- _HOW TO COMPLETE THIS TASK_:
Scan the material for the word "icon", then return every line where it appears.

Segment Start: RECORD EXTRACTS

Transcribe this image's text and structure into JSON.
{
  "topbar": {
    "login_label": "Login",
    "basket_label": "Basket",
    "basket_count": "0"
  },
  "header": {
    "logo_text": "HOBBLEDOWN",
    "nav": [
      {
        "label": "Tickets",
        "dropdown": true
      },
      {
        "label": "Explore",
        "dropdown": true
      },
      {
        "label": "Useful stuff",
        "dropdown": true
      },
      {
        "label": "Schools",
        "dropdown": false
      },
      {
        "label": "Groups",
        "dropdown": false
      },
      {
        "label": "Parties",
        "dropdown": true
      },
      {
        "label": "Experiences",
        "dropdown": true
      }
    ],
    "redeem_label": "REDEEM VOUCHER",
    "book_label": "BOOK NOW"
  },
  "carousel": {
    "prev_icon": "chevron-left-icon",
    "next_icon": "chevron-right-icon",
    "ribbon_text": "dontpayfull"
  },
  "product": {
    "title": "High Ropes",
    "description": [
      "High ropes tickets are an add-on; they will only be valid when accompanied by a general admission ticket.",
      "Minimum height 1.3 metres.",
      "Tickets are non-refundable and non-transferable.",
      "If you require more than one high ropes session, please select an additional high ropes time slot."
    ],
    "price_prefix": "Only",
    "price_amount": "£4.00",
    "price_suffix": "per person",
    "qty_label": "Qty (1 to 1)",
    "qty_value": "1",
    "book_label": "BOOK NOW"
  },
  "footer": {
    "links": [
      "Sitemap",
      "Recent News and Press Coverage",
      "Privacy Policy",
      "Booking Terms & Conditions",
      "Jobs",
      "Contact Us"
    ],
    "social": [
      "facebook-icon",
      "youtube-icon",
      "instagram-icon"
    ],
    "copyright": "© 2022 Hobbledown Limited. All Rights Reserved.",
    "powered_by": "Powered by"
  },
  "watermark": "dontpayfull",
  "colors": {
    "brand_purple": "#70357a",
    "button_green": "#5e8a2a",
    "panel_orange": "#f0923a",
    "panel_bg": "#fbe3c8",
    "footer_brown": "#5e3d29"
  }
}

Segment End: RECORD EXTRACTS

- _WRITTEN RESPONSE_:
    "prev_icon": "chevron-left-icon",
    "next_icon": "chevron-right-icon",
      "facebook-icon",
      "youtube-icon",
      "instagram-icon"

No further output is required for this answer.